If Holley and Knot can agree about God's existence, their mother's $100 million estate would be donated to religious causes. If the siblings agree that God does not exist, the estate would be evenly divided among them. If they try to circumvent her wishes, they receive nothing, Father Sylva said.
The money seems tempting, but Holley refuses to say there is no God. Knot, the non-believer, is equally fervent; she would even donate her share to non-religious causes. By pretrial ruling, the court has ordered that Holley will bear the burden of proving there is a God. St. Paul's Outreach to Catholic Lawyers will sponsor the trial, which will be open to the legal community and the public at large, said Father Sylva.
"A sticky issue? Absolutely. But putting on such a controversial and public trial encourages some heavy dialogue in an era when God is often ignored," Father Sylva said. "Such a trial helps perpetuate those conversations held over the holiday table, and hopefully nurtures some of that spirit and belief often buried in our souls."
Presiding over the mock trial will be the Hon. Madeline Cox Arleo, magistrate judge of the U.S. District Court for the District of New Jersey. Some of the Garden State's best legal and academic minds will be battling out the existence of God in the courtroom, including Michael Critchley of Critchley, Kinum & Vazquez, LLC; Joseph LaSala of McElroy, Deutsch, Mulvaney & Carpenter, LLP; Kathleen Murphy of Connell Foley, LLP; Timothy Donohue of Arleo, Donohue & Biancamano, LLC; John Lenz, Ph.D., chair of the classics department at Drew University, Madison; and Sherif Girgis, doctoral candidate at Princeton University and a student at Yale Law School.
The mock trail will begin with a welcome from Father Sylva.

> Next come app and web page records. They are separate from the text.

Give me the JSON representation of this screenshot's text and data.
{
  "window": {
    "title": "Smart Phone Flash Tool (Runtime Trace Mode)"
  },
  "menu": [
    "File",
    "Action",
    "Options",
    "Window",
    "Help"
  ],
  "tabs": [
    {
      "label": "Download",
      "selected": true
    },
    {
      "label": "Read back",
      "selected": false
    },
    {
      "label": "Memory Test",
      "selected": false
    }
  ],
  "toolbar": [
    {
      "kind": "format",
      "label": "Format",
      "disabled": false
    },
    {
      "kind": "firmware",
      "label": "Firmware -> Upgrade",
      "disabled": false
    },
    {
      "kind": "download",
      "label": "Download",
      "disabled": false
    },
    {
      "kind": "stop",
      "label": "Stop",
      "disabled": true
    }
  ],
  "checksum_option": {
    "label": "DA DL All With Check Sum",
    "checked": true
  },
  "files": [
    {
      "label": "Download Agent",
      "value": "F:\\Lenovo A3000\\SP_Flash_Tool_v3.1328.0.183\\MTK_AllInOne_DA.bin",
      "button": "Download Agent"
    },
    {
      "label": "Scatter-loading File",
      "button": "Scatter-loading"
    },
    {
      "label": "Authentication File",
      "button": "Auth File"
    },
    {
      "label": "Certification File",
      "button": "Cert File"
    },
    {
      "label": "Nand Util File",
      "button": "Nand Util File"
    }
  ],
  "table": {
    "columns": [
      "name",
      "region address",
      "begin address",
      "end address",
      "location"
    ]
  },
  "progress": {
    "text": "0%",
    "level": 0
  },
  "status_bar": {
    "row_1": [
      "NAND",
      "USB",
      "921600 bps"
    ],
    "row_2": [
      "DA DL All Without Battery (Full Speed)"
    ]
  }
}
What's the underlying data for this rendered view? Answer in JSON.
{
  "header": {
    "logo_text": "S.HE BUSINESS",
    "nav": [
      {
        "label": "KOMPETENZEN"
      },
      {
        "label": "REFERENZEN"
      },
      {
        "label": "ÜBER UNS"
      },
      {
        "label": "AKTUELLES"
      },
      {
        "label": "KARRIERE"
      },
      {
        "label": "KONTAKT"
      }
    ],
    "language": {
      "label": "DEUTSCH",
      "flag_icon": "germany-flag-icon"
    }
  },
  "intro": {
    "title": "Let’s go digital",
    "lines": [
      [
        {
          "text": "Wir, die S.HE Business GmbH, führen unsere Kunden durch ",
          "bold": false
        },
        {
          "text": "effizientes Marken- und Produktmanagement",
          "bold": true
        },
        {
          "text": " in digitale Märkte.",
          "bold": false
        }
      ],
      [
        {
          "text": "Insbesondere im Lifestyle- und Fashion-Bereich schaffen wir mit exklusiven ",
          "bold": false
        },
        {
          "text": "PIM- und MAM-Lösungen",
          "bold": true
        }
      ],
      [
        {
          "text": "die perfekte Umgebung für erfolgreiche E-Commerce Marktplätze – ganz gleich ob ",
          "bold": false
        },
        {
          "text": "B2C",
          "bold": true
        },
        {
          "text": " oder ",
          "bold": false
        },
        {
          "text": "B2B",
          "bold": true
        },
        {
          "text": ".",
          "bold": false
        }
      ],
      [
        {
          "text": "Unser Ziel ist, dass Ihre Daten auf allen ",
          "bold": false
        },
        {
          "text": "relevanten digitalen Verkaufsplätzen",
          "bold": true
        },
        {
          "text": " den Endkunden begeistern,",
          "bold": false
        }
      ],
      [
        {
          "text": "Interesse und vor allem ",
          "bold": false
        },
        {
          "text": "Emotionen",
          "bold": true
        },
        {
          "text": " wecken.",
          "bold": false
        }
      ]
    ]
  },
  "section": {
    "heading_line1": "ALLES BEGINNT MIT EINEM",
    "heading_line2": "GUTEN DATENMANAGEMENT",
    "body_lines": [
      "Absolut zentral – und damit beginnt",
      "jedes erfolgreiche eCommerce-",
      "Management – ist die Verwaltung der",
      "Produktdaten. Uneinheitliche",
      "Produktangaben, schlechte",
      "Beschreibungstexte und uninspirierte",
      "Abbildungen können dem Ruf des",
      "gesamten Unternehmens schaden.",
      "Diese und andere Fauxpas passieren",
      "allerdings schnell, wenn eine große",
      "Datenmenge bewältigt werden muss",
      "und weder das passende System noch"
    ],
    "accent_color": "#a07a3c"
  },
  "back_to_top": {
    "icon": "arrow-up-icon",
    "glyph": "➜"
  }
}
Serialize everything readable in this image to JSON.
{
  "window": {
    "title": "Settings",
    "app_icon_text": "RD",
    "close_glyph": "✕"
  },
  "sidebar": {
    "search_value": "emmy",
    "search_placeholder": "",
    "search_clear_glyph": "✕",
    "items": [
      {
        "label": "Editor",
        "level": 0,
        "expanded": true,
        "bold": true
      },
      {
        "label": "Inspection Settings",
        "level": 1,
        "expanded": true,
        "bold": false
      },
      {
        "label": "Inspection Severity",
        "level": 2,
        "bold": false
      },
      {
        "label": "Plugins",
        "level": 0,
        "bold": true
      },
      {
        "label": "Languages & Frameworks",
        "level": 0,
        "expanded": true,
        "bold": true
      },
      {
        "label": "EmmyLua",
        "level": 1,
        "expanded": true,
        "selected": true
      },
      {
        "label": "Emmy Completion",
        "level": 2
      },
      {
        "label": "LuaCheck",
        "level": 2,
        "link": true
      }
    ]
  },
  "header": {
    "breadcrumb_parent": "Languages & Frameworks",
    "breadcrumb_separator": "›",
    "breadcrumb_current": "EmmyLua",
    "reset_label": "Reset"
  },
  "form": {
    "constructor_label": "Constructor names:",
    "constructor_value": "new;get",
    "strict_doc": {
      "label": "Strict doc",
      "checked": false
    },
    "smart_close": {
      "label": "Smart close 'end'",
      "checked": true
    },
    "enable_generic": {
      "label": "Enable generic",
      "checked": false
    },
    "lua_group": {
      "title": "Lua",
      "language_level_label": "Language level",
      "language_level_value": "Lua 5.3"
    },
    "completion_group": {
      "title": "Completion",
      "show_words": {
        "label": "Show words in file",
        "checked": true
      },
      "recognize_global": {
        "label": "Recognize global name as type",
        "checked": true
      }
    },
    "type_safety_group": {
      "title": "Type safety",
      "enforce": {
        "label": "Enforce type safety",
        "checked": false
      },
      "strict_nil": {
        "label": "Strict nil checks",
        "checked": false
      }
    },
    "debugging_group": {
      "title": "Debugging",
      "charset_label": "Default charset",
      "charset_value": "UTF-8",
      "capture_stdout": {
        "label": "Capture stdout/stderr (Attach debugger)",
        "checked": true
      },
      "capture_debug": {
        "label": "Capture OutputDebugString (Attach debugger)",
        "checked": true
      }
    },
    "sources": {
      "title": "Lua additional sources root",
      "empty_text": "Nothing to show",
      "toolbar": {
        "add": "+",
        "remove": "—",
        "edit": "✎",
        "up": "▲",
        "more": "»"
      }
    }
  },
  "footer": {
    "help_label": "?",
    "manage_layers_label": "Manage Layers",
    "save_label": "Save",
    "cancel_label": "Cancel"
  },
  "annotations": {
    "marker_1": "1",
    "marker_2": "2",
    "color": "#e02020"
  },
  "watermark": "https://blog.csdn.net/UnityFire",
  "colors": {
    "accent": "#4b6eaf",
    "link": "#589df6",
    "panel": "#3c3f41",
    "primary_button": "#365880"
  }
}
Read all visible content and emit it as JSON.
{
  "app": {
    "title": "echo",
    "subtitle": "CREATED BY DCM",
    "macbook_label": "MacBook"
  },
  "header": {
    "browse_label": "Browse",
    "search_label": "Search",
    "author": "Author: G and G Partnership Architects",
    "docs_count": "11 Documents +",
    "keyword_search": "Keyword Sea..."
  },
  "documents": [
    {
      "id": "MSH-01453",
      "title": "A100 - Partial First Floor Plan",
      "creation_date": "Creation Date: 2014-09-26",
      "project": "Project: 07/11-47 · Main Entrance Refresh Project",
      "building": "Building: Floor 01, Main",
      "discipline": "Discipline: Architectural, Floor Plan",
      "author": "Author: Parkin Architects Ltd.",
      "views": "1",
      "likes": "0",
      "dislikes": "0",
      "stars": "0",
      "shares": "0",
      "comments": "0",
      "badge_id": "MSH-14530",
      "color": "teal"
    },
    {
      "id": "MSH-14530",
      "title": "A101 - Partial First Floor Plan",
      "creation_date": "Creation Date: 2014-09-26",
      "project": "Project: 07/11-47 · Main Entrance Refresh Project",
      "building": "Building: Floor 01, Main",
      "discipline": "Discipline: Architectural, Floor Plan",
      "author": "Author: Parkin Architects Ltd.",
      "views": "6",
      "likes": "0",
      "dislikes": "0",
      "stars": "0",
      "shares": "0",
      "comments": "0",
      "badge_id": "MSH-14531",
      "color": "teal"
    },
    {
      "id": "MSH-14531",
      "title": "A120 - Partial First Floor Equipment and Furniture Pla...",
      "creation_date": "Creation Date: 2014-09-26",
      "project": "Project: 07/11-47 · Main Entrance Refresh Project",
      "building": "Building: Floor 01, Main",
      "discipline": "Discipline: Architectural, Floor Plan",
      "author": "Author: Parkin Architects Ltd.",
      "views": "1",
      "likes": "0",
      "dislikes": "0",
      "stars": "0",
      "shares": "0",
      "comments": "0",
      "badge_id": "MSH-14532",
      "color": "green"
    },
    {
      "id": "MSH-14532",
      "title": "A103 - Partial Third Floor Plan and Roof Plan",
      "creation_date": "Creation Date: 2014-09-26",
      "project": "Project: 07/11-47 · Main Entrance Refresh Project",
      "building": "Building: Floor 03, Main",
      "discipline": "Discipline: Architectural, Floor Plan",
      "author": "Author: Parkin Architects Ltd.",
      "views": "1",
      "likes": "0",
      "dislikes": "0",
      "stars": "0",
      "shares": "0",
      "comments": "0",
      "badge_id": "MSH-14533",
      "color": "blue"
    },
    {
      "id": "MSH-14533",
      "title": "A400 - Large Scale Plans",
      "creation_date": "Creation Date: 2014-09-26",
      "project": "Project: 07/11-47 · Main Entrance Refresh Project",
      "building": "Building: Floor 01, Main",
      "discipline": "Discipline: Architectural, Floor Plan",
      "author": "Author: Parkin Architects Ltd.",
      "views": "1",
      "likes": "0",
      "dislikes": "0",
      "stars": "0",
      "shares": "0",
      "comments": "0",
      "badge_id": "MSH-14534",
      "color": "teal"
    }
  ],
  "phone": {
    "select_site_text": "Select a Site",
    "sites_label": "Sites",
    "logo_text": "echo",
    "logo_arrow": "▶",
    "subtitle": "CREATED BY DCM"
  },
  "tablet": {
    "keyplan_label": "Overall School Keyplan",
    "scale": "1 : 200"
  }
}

This legal proceeding will continue with the stipulation of exhibits, reports from expert witnesses, opening arguments from the plaintiff and defendant, cross-examination of expert witnesses and summations by the plaintiff and defendant. It will conclude with a question-and-answer session with the trail masters that will explore questions, such as "What legal techniques worked and which did not?" Father Sylva will deliver closing remarks.
"At the mock trial, people will get to see trial techniques from some of New Jersey's best attorneys," said Louis Madugno of McElroy, Deutsch, Mulvaney & Carpenter, LLP, a member of the Outreach to Catholic Lawyers. "Also people who attend will see that the Church is changing - that there are two sides to the debate and to keep an open mind."
"The greatest minds in the world have been debating this issue for ages, while many of us question why we mortal humans even have the right to question such a thing," Father Sylva said.
In fact, the genius Albert Einstein, a believer, claimed that his "religion consists of humble admiration of the illimitable superior Spirit." Charles Darwin wrote in his controversial "The Origin of the Species:" "There is a grandeur in this view of life with its several powers, having been originally breathed by the Creator into a few forms or into one," Father Sylva said.
"With this trial, we in the diocese wanted to engage members of the legal community and reach out to them in a way that would interest them," said Father Sylva, who praised a team of seven attorneys for spending countless hours preparing the legal arguments for both sides. "This trial in 2012 in New Jersey may do two things - reaffirm that God created the world or may affirm something else entirely."
To register to attend the mock trial, call St. Paul's at (973) 437-9741.